For almost a decade, she maintained a relationship with her father and his new family. She sent gifts. She visited often. Then one day, her uncle came to her with a confession.
“He told me, ‘I’m afraid if I die I’m going to have to face your mother on the other side,'” she said. “Then he tells me how my father killed my mother.”
Carrion suspected her uncle’s words were true. “I called my father to confront him about this. He didn’t admit it; he just told me to (expletive) off.”
Carrion tried to get legal action taken against her father — she even got her story featured on the Web site of “America’s Most Wanted.” But there was no evidence. No body. Nothing she could do. In 2007, her father died from a rare form of lymphoma and cirrhosis of the liver.
Carrion said she didn’t mourn.
“The moment he died, it was as if I was free,” she said. “I had that weight taken off my shoulders. It was to the point where it had completely taken over my life.”
Alleviating the pain
By that time, years of distress had taken its toll. Not yet 30, Carrion was suffering from a host of ailments, migraines, hair loss, stomach pains and backaches.
Doctors couldn’t help her, she said. Antidepressants didn’t work either.
It wasn’t until, on a whim, she decided to try hypnotherapy that she began to feel better. “I was finally able to let go,” she said. “I felt better almost immediately.”
Carrion said becoming a hypnotherapist herself (at the time she had been working in the fashion industry) was a natural step. Within months, she was certified by the International Hypnosis Federation and the Omni Hypnosis Training Center, the first accredited school of hypnosis. She had found her calling.
“When I did my first class of hypnosis, it was huge,” said Carrion, who practices out of her home in Marina del Rey and an office in Redondo Beach. “They asked for volunteers, and every chance I could get I would put my hand up.”
How hypnosis works
For most people, hypnosis conjures images of swinging pendulums and sleeplike trances. In reality, it is more aptly described as a state of focused attention and heightened suggestibility, during which the patient is completely aware of what he is doing and saying.

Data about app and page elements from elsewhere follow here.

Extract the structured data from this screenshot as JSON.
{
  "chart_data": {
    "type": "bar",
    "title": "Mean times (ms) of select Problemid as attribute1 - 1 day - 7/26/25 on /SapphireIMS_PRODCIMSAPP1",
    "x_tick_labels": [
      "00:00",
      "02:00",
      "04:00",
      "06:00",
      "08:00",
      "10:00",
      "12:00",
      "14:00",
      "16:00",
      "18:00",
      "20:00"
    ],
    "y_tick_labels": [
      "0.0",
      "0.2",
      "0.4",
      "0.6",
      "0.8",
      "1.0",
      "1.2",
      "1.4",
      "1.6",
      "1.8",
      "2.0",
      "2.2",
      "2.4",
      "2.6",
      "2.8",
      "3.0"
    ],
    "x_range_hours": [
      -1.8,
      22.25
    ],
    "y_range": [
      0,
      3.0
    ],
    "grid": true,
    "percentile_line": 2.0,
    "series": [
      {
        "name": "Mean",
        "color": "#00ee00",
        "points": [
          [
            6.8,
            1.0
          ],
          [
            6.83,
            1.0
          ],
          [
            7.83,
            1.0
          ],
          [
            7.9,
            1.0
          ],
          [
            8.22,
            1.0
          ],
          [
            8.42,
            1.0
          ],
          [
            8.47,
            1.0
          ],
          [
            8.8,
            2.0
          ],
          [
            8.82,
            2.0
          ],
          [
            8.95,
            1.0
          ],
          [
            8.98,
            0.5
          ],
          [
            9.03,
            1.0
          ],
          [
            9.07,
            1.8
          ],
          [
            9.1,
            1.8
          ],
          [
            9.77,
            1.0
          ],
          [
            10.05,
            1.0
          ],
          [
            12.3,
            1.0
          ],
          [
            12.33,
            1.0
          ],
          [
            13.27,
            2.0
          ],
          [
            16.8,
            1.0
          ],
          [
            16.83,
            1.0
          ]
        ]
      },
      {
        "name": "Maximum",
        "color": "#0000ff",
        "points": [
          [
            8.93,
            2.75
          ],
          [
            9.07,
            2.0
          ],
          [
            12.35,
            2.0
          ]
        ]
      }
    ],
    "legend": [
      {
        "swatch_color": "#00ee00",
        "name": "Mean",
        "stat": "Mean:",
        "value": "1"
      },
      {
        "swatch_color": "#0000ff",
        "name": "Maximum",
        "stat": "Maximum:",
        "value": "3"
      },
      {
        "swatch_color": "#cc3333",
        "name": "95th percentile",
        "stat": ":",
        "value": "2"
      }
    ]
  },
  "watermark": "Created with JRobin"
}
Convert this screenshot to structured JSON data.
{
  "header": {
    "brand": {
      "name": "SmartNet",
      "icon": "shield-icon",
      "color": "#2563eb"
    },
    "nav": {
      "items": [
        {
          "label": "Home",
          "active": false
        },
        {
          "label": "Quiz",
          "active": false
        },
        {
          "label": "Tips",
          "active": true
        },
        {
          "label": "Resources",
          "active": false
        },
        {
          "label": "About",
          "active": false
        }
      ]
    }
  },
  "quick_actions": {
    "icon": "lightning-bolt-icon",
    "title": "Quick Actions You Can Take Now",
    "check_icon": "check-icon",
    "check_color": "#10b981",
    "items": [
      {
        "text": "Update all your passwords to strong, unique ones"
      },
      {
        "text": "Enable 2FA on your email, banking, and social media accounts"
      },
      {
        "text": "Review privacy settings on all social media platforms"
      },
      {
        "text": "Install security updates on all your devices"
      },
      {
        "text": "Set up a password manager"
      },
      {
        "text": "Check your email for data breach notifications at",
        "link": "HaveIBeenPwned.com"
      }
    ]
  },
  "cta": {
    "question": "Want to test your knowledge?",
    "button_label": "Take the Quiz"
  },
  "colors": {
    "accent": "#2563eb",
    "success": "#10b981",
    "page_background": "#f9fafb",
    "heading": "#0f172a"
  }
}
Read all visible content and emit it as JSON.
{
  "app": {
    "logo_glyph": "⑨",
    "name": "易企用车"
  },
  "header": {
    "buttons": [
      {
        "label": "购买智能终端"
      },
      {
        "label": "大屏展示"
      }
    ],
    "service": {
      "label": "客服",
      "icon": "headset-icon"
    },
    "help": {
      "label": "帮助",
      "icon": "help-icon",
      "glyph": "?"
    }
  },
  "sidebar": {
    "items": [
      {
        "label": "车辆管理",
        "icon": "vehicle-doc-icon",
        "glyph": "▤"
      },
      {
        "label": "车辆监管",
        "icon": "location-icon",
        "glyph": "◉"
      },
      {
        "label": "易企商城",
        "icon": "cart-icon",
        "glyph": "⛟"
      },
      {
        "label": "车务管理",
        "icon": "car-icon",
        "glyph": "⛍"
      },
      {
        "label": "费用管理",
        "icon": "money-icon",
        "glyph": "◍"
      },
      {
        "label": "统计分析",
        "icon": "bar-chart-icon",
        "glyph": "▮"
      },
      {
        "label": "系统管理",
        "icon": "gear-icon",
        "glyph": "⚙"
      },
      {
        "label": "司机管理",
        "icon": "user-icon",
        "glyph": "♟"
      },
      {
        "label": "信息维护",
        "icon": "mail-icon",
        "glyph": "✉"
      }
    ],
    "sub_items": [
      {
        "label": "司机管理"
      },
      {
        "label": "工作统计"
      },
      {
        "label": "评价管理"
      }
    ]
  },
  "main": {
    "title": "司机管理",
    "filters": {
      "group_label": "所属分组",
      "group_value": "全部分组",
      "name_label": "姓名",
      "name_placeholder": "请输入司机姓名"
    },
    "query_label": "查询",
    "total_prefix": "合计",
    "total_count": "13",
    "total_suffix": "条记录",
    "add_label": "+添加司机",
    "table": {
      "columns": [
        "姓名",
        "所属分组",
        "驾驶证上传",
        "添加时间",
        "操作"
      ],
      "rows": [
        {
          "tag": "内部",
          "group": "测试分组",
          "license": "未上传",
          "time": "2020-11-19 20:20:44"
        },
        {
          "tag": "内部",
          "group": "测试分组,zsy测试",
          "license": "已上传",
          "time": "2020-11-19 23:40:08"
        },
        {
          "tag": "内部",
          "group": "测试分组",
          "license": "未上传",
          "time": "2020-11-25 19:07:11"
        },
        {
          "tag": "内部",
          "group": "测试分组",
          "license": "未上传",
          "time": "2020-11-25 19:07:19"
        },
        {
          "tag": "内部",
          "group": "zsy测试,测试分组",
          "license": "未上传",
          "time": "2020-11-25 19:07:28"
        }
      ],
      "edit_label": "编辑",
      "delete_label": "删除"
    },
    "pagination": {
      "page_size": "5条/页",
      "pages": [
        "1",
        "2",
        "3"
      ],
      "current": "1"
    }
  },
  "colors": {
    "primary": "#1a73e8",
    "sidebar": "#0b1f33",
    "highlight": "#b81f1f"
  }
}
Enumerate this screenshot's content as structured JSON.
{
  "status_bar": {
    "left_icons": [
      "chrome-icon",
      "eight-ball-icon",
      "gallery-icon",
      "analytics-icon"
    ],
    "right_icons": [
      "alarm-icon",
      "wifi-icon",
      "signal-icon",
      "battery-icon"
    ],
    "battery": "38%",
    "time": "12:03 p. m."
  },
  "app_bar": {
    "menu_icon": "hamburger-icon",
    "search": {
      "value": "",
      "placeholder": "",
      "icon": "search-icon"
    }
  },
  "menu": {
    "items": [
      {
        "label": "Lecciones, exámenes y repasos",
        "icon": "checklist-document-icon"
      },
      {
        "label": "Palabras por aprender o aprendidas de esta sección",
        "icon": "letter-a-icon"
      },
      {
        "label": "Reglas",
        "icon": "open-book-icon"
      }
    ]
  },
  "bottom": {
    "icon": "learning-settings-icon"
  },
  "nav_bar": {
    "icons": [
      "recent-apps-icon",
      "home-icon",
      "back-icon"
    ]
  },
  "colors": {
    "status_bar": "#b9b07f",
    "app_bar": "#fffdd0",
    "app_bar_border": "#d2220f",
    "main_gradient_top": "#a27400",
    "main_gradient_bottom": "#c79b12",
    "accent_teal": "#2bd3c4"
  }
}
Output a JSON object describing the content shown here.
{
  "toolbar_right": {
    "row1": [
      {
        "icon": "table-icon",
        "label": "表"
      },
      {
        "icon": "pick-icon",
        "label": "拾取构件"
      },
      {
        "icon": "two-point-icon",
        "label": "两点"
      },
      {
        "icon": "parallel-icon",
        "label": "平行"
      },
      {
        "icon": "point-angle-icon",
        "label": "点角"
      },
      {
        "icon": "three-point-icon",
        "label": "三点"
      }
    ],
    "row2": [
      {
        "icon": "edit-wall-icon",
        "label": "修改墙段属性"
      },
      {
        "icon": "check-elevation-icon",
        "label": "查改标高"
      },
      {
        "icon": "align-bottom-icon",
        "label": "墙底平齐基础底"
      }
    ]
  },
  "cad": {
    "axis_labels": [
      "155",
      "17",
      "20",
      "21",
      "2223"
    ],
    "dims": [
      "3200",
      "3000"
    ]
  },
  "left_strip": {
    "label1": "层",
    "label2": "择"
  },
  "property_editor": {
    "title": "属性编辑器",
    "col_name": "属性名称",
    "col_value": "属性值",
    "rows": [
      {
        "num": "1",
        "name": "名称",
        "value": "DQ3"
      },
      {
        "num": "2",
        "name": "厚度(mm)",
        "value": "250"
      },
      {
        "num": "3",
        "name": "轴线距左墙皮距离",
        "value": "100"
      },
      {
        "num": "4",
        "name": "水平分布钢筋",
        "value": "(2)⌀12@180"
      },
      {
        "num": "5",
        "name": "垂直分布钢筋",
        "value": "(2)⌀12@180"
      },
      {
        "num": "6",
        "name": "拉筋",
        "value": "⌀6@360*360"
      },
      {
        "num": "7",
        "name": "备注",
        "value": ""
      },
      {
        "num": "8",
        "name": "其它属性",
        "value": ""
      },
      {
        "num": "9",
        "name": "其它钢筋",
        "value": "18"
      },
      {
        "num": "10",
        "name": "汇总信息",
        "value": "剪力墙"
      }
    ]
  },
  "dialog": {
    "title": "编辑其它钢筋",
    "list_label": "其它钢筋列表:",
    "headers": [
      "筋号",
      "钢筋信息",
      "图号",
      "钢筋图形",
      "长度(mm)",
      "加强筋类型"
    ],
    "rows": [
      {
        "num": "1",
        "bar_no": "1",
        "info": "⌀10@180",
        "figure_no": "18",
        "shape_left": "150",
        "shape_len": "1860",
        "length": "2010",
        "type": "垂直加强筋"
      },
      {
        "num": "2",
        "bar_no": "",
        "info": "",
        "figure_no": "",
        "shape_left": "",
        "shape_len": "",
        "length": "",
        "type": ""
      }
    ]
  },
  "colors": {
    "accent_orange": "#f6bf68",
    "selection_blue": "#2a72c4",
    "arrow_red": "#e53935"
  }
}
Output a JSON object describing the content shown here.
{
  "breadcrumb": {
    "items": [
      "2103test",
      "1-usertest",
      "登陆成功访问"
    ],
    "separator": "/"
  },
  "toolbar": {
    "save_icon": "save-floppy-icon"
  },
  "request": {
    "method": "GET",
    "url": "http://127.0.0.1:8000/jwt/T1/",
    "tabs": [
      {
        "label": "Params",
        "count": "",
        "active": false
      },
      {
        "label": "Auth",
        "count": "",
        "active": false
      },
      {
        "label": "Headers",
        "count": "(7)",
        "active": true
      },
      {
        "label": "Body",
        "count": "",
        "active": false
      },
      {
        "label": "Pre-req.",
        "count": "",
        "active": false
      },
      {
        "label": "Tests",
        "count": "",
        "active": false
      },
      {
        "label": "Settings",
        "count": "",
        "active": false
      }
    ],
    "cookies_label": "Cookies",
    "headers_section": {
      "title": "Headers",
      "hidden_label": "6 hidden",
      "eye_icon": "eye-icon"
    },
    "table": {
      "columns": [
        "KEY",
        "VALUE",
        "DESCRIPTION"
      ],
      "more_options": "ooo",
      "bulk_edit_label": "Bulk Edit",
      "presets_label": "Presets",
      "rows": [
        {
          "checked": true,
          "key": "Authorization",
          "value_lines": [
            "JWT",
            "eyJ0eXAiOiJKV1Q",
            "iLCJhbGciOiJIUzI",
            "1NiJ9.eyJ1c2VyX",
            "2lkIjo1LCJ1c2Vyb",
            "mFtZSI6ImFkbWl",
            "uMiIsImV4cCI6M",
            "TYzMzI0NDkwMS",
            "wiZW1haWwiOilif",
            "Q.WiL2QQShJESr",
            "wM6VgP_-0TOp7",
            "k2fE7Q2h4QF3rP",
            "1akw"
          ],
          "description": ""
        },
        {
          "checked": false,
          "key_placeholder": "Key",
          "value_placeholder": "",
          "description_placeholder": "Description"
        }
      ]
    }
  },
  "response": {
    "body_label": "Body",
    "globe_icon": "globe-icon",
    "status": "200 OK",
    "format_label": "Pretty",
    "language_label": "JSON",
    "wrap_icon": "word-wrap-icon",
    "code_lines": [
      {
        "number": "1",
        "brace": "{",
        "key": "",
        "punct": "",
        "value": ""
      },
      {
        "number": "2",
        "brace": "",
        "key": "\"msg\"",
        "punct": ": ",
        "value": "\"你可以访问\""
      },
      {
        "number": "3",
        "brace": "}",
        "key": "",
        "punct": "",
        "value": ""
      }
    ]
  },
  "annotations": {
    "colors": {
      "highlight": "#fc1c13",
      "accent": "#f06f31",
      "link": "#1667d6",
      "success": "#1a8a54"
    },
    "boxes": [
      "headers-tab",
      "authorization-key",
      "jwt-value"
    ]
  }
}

“There is a fear that with hypnosis you can make the client do whatever you want them to do, but it doesn’t work that way,” said Torrance psychiatrist Isabel Puri. “The person who is in control is the patient. At any point, if you want to stop the hypnotic state you can.”
Puri, who has a certificate in hypnotherapy, said hypnosis can be an effective treatment, particularly for mild depression and anxiety disorders. “Typically, the milder disorders are more likely to respond to hypnotherapy,” she said. “That is because all hypnosis is actually self-hypnosis. Once you learn the techniques, you need to practice by yourself.”
Hypnotherapy is often used to help people stop smoking, lose weight and overcome phobias. It also has proven helpful, as in Carrion’s case, in overcoming trauma.
To break the trauma cycle, a hypnotherapist must replace negative thoughts with positive, reassuring thoughts and feelings. “Sometimes it’s like being freed from a curse,” Carrion said.
That’s how it felt for “Joan.”
An Orange County attorney who preferred her real name not be used, Joan, 27, had been suffering from anxiety and panic attacks for several years before going to see Carrion. “It was to the point where I literally could not eat in a restaurant, not even a Subway or McDonald’s,” she said. “Basic things like going grocery shopping and running errands was a struggle.”
Joan had heard about Carrion through a friend who had gone to see her. She said she was skeptical at first, but decided to give it a try. It worked. After only two sessions, Joan said, she started feeling better. Carrion also taught her self-hypnosis, which she used at home. “Right away, I noticed that I wasn’t as agitated,” Joan said. “Instead of going to the bad place where everything is a crisis, it’s more like, ‘Things are going to be OK. Things are fine. I’m in an appropriate amount of control.”
by Staff Writer Melissa Heckscher 310-543-6630